This book is addressed to the person who enjoys reading and wants to be well-read, but doesn’t quite know where to start. Bennett is almost absurdly precise in where you should start (it is, apparently, the essays of Charles Lamb), but before this he says things about literature that echo down the decades to get a rousing ‘amen!’ from all of us.

Literature, instead of being an accessory, is the fundamental sine qua non of complete living. I am extremely anxious to avoid rhetorical exaggerations. I do not think I am guilty of one in asserting that he who has not been ‘presented the freedom’ of literature has not wakened up out of his prenatal sleep. He is merely not born. He can’t see; he can’t hear; he can’t feel, in any full sense. He can only eat his dinner.

Love it.

The aim of literary study is not to amuse the hours of leisure; it is to awake oneself, it i to be alive, to intensify one’s capacity for pleasure, for sympathy, and for comprehension. It is not to affect one hour, but twenty-four hours. It is to change utterly one’s relations with the world.

Preach, Bennett!

Well, having said that, I think it can also just be to amuse the hours of leisure. I don’t think Bennett would think much of me, literature-wise. For one thing, he’s no big fan of the academic study of literature. For another, he’s not very impressed by people who don’t start with 16th-century literature – and, I’ll be honest, it’s been quite a while since I grabbed a copy of anything from before the first world war. Well, except Literary Taste, of course.

Bennett writes very interestingly about why a classic is a classic, who decides it, and how choices in reading can make or break one’s literary education. All of it feels fresh today, and are debates that still rage. But Bennett isn’t just talking hypotheticals: he wants to get down to brass tacks about actual books to read. Not only Charles Lamb (though emphatically him) – Bennett compiles a list of essential books, and prices them out as well. It’s nice that he is aware of financial limitations, and deliberately omits some authors whose works are not available in good, reasonable editions in 1909. It’s also so unexpected to see these sorts of balance sheets in a popular literary text.

This was apparently pretty influential. Wikipedia has kindly put them all in a list, which you can examine closely; it also includes books from the post-1909 period of literature that Swinnerton added in his 1937 revision.

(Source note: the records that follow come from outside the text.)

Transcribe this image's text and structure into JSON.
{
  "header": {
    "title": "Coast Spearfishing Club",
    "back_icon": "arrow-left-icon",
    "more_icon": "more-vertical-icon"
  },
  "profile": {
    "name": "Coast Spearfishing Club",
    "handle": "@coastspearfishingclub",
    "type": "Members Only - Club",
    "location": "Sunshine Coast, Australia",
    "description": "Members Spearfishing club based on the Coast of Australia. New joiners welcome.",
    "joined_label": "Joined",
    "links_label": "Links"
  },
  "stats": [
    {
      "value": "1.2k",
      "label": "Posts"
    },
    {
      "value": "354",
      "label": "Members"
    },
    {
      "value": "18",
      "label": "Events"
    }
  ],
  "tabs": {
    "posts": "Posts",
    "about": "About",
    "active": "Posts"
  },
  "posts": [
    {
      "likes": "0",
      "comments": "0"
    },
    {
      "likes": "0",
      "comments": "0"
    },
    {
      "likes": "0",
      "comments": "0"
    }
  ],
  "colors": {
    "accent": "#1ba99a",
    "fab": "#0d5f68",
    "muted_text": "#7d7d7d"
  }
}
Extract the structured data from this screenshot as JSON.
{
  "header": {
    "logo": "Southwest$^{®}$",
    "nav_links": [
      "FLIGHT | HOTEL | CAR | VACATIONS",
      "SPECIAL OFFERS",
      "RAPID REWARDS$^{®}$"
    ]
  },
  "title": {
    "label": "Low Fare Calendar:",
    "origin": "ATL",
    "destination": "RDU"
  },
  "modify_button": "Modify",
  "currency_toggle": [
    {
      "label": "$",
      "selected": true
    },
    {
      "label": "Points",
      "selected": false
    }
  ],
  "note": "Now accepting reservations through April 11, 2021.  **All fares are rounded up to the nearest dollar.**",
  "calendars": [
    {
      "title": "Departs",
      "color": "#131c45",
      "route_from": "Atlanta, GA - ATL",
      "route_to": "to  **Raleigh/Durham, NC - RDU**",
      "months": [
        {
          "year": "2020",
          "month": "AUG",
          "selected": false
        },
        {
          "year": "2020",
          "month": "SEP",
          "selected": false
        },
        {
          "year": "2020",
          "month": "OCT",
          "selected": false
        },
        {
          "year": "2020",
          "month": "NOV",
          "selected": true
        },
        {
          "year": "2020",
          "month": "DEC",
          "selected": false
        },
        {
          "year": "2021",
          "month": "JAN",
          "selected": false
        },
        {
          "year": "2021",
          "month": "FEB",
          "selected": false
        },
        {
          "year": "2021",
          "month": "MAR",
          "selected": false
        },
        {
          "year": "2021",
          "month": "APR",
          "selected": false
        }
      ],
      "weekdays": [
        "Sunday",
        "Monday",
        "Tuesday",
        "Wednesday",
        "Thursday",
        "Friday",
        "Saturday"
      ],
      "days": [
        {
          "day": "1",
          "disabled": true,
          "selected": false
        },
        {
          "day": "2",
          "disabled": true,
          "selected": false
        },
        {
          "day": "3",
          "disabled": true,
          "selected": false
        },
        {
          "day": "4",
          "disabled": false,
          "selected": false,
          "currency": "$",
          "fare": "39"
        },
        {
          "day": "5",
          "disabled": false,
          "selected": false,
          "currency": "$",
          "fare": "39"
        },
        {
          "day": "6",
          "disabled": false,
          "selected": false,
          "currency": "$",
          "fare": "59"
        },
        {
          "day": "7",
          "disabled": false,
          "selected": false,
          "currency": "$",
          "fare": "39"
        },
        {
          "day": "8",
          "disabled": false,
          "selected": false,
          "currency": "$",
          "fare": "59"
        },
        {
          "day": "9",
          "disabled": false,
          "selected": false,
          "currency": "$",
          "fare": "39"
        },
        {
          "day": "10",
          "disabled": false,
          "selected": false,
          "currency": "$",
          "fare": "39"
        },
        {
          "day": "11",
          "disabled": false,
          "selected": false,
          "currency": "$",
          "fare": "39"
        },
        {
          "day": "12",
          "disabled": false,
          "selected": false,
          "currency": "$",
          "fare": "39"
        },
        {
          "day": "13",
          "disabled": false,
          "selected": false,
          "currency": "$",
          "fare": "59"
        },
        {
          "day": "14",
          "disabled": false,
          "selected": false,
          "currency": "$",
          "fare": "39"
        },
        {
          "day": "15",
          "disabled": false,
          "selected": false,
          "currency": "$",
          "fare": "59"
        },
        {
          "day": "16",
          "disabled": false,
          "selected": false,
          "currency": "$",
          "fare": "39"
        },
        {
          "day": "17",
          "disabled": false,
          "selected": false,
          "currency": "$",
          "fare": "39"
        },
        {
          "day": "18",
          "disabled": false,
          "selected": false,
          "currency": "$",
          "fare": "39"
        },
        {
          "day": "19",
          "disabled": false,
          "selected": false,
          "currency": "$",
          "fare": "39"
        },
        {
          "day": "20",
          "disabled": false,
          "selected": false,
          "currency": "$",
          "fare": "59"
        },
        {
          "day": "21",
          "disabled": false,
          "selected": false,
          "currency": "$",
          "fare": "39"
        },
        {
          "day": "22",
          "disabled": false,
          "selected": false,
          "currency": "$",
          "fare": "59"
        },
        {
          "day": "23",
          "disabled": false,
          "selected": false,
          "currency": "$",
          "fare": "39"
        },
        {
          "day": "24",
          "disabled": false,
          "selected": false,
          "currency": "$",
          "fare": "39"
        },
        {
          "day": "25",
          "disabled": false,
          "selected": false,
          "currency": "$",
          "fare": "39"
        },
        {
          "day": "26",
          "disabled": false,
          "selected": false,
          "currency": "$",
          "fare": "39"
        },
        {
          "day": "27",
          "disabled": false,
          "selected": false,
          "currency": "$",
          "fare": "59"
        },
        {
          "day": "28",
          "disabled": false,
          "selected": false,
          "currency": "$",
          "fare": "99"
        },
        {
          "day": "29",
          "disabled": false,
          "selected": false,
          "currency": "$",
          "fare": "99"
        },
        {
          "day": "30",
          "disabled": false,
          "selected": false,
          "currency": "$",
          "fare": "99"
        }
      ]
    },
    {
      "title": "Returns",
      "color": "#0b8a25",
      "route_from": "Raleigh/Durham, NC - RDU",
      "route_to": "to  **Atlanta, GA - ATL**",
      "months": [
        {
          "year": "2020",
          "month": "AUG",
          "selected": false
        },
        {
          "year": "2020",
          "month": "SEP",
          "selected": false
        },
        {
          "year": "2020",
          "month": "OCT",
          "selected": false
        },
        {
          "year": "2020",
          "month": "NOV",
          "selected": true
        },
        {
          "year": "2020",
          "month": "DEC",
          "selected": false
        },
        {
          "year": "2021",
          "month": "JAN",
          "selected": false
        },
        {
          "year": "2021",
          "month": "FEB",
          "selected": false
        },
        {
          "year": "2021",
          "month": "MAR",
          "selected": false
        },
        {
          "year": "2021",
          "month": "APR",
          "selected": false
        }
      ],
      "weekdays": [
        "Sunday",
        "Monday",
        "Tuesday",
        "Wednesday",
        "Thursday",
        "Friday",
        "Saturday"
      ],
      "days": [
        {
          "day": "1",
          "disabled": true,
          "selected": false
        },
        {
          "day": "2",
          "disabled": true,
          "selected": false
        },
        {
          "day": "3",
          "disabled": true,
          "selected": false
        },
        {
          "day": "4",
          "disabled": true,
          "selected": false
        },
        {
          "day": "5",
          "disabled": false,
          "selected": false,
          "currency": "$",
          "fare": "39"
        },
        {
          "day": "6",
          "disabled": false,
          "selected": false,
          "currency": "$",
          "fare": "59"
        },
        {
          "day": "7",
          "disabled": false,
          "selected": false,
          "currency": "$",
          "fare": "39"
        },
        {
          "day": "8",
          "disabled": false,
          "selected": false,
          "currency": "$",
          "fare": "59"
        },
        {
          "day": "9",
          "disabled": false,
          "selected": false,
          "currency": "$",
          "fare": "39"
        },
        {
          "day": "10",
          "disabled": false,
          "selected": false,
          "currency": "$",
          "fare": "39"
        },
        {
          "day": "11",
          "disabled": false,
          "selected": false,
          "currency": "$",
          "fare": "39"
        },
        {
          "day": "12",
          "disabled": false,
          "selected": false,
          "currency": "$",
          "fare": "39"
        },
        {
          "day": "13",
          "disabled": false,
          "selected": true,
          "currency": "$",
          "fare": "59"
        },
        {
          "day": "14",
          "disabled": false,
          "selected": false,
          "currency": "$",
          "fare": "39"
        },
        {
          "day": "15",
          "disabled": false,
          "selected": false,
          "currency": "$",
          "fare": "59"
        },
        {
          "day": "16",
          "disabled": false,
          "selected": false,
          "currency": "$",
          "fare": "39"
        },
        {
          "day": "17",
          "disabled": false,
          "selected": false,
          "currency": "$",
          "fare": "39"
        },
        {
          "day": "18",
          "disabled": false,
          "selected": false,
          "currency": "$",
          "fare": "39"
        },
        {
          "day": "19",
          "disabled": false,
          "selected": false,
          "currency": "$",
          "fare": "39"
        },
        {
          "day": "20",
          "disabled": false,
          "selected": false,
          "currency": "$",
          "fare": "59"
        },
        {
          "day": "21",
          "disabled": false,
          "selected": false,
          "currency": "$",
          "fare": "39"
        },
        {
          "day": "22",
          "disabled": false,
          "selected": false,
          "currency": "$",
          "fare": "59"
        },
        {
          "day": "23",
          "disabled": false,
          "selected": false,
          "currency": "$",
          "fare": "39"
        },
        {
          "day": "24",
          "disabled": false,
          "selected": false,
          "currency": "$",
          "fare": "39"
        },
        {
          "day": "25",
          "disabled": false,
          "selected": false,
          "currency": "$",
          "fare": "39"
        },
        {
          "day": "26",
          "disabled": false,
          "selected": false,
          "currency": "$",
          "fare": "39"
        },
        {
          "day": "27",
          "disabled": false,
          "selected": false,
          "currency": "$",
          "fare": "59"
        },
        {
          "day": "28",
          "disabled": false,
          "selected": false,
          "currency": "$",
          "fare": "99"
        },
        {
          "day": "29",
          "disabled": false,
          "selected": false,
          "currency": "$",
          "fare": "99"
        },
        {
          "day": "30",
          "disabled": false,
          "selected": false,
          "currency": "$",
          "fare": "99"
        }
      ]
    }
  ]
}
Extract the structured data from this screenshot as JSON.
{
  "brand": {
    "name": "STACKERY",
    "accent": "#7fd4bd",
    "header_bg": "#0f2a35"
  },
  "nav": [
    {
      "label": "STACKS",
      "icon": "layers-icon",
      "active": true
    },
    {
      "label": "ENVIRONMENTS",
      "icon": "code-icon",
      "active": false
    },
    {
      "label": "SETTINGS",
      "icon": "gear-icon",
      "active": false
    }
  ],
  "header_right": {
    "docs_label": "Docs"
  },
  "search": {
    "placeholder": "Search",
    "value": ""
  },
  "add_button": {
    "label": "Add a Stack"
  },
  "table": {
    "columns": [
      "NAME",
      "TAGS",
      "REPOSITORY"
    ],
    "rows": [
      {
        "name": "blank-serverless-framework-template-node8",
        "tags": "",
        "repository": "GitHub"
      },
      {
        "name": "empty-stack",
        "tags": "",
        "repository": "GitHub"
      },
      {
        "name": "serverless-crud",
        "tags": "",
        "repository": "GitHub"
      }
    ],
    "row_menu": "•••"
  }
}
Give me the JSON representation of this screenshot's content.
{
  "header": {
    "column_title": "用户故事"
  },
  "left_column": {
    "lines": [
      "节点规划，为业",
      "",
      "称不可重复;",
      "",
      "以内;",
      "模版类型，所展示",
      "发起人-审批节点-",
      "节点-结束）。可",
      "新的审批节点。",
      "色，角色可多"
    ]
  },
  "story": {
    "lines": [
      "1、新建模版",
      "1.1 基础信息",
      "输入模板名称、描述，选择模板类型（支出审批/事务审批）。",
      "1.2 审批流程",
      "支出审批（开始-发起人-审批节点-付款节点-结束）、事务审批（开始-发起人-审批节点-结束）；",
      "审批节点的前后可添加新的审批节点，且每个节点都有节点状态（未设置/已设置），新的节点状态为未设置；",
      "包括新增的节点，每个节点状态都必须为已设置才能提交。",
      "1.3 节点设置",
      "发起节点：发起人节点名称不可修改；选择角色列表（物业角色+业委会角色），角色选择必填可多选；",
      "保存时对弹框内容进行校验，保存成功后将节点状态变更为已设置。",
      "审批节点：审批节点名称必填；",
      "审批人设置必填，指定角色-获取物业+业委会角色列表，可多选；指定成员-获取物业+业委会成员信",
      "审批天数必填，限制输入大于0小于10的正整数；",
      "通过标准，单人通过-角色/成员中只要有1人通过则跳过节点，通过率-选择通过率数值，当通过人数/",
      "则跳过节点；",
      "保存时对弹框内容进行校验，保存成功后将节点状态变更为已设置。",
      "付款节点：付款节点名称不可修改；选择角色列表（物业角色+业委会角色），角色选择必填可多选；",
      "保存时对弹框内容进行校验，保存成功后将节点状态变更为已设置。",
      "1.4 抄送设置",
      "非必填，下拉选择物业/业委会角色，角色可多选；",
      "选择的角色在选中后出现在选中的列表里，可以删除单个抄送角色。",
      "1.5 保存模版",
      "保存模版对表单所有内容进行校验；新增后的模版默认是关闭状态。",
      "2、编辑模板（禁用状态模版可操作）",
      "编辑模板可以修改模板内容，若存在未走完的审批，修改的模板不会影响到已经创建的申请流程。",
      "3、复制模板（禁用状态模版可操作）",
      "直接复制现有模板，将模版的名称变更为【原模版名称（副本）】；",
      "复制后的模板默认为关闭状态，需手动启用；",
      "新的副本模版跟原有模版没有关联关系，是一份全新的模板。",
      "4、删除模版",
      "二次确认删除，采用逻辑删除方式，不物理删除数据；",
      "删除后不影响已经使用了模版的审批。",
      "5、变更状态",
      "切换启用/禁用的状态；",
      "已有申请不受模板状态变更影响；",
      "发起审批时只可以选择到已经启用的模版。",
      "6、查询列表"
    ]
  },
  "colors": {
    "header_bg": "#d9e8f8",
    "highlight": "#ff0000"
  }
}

I am more comfortable ground in this years, of course, and it’s nice to see people like A.A. Milne included – and unexpected to see Stella Benson’s The Little World, which I haven’t heard of despite being (I suspect) one of relatively few people today to have read more than one book by Stella Benson. And there’s a Compton Mackenzie recommendation to follow up after my recent review of Poor Relations.

I’ll admit, Bennett’s choices leave me feeling like I have very little literary taste – and also wondering how he’d time to read all these authors and books by the time he was 42. As he concludes the list (which includes brilliantly sassy moments like ‘Names such as those of Charlotte Yonge and Dinah Craik are omitted intentionally’):

When you have read, wholly or in part, a majority of these three hundred and thirty-five volumes, with enjoyment, you may begin to whisper to yourself that your literary taste is formed; and you may pronounce judgment on modern works which come before the bar of your opinion in the calm assurance that, though to err is human, you do at any rate know what you are talking about.

Well, not yet, Arnold. And probably never. Somehow I find it more fascinating to read books from 1909 about how people formed literary taste – and this was certainly a great, interesting, unusual read.